Prompt | Quote the data below in full, please, without altering anything.

Listed entries |

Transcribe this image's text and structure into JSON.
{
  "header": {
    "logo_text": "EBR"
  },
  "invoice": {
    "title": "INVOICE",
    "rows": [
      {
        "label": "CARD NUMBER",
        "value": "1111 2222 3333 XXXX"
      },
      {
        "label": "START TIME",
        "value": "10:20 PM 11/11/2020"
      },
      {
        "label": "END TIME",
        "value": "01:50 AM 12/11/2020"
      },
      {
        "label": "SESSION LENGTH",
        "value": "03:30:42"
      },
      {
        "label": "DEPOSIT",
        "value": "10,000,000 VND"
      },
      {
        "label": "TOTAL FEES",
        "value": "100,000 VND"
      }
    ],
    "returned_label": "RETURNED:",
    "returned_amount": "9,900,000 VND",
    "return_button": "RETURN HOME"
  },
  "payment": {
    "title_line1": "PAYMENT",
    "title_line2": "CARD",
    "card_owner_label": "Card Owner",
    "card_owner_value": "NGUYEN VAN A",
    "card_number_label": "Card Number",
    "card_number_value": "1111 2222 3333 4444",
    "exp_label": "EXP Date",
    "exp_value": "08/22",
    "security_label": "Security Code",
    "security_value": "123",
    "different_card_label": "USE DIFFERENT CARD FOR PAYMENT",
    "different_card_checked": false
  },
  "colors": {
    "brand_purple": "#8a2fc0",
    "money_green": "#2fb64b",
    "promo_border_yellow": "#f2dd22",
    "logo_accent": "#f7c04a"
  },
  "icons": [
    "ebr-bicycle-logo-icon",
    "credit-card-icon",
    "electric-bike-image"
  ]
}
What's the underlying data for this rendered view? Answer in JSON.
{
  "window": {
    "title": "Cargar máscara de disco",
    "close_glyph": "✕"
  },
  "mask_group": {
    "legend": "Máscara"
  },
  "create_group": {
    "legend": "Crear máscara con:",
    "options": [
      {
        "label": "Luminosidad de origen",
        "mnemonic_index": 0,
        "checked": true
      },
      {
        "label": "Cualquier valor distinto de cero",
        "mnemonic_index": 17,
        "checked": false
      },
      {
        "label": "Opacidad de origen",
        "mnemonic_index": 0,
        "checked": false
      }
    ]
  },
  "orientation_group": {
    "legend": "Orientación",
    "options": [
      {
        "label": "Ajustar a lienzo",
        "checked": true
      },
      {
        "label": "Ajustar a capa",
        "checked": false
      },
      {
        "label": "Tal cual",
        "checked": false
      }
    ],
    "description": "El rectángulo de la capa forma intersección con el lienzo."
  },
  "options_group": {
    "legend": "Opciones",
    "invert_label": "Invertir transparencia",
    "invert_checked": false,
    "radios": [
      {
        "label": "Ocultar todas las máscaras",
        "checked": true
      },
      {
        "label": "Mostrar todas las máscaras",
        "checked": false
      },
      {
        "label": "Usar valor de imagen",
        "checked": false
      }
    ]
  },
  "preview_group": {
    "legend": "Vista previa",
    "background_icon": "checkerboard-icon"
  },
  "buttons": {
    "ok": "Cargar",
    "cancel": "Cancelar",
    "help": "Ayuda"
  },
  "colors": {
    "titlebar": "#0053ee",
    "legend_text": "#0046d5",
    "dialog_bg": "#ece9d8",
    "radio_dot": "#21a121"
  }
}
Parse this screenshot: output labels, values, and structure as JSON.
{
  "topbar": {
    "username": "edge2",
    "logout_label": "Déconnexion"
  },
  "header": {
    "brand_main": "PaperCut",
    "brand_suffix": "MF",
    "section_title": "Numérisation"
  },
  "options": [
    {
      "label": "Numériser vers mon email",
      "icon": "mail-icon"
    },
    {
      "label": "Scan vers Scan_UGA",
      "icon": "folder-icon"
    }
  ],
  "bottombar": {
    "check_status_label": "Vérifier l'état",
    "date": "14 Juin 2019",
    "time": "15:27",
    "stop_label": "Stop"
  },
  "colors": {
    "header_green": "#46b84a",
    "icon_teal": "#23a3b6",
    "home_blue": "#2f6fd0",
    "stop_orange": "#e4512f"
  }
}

Task output |
Transcribe this image's text and structure into JSON.
{
  "header": {
    "logo_text": "EBR"
  },
  "invoice": {
    "title": "INVOICE",
    "rows": [
      {
        "label": "CARD NUMBER",
        "value": "1111 2222 3333 XXXX"
      },
      {
        "label": "START TIME",
        "value": "10:20 PM 11/11/2020"
      },
      {
        "label": "END TIME",
        "value": "01:50 AM 12/11/2020"
      },
      {
        "label": "SESSION LENGTH",
        "value": "03:30:42"
      },
      {
        "label": "DEPOSIT",
        "value": "10,000,000 VND"
      },
      {
        "label": "TOTAL FEES",
        "value": "100,000 VND"
      }
    ],
    "returned_label": "RETURNED:",
    "returned_amount": "9,900,000 VND",
    "return_button": "RETURN HOME"
  },
  "payment": {
    "title_line1": "PAYMENT",
    "title_line2": "CARD",
    "card_owner_label": "Card Owner",
    "card_owner_value": "NGUYEN VAN A",
    "card_number_label": "Card Number",
    "card_number_value": "1111 2222 3333 4444",
    "exp_label": "EXP Date",
    "exp_value": "08/22",
    "security_label": "Security Code",
    "security_value": "123",
    "different_card_label": "USE DIFFERENT CARD FOR PAYMENT",
    "different_card_checked": false
  },
  "colors": {
    "brand_purple": "#8a2fc0",
    "money_green": "#2fb64b",
    "promo_border_yellow": "#f2dd22",
    "logo_accent": "#f7c04a"
  },
  "icons": [
    "ebr-bicycle-logo-icon",
    "credit-card-icon",
    "electric-bike-image"
  ]
}
What's the underlying data for this rendered view? Answer in JSON.
{
  "window": {
    "title": "Cargar máscara de disco",
    "close_glyph": "✕"
  },
  "mask_group": {
    "legend": "Máscara"
  },
  "create_group": {
    "legend": "Crear máscara con:",
    "options": [
      {
        "label": "Luminosidad de origen",
        "mnemonic_index": 0,
        "checked": true
      },
      {
        "label": "Cualquier valor distinto de cero",
        "mnemonic_index": 17,
        "checked": false
      },
      {
        "label": "Opacidad de origen",
        "mnemonic_index": 0,
        "checked": false
      }
    ]
  },
  "orientation_group": {
    "legend": "Orientación",
    "options": [
      {
        "label": "Ajustar a lienzo",
        "checked": true
      },
      {
        "label": "Ajustar a capa",
        "checked": false
      },
      {
        "label": "Tal cual",
        "checked": false
      }
    ],
    "description": "El rectángulo de la capa forma intersección con el lienzo."
  },
  "options_group": {
    "legend": "Opciones",
    "invert_label": "Invertir transparencia",
    "invert_checked": false,
    "radios": [
      {
        "label": "Ocultar todas las máscaras",
        "checked": true
      },
      {
        "label": "Mostrar todas las máscaras",
        "checked": false
      },
      {
        "label": "Usar valor de imagen",
        "checked": false
      }
    ]
  },
  "preview_group": {
    "legend": "Vista previa",
    "background_icon": "checkerboard-icon"
  },
  "buttons": {
    "ok": "Cargar",
    "cancel": "Cancelar",
    "help": "Ayuda"
  },
  "colors": {
    "titlebar": "#0053ee",
    "legend_text": "#0046d5",
    "dialog_bg": "#ece9d8",
    "radio_dot": "#21a121"
  }
}
Parse this screenshot: output labels, values, and structure as JSON.
{
  "topbar": {
    "username": "edge2",
    "logout_label": "Déconnexion"
  },
  "header": {
    "brand_main": "PaperCut",
    "brand_suffix": "MF",
    "section_title": "Numérisation"
  },
  "options": [
    {
      "label": "Numériser vers mon email",
      "icon": "mail-icon"
    },
    {
      "label": "Scan vers Scan_UGA",
      "icon": "folder-icon"
    }
  ],
  "bottombar": {
    "check_status_label": "Vérifier l'état",
    "date": "14 Juin 2019",
    "time": "15:27",
    "stop_label": "Stop"
  },
  "colors": {
    "header_green": "#46b84a",
    "icon_teal": "#23a3b6",
    "home_blue": "#2f6fd0",
    "stop_orange": "#e4512f"
  }
}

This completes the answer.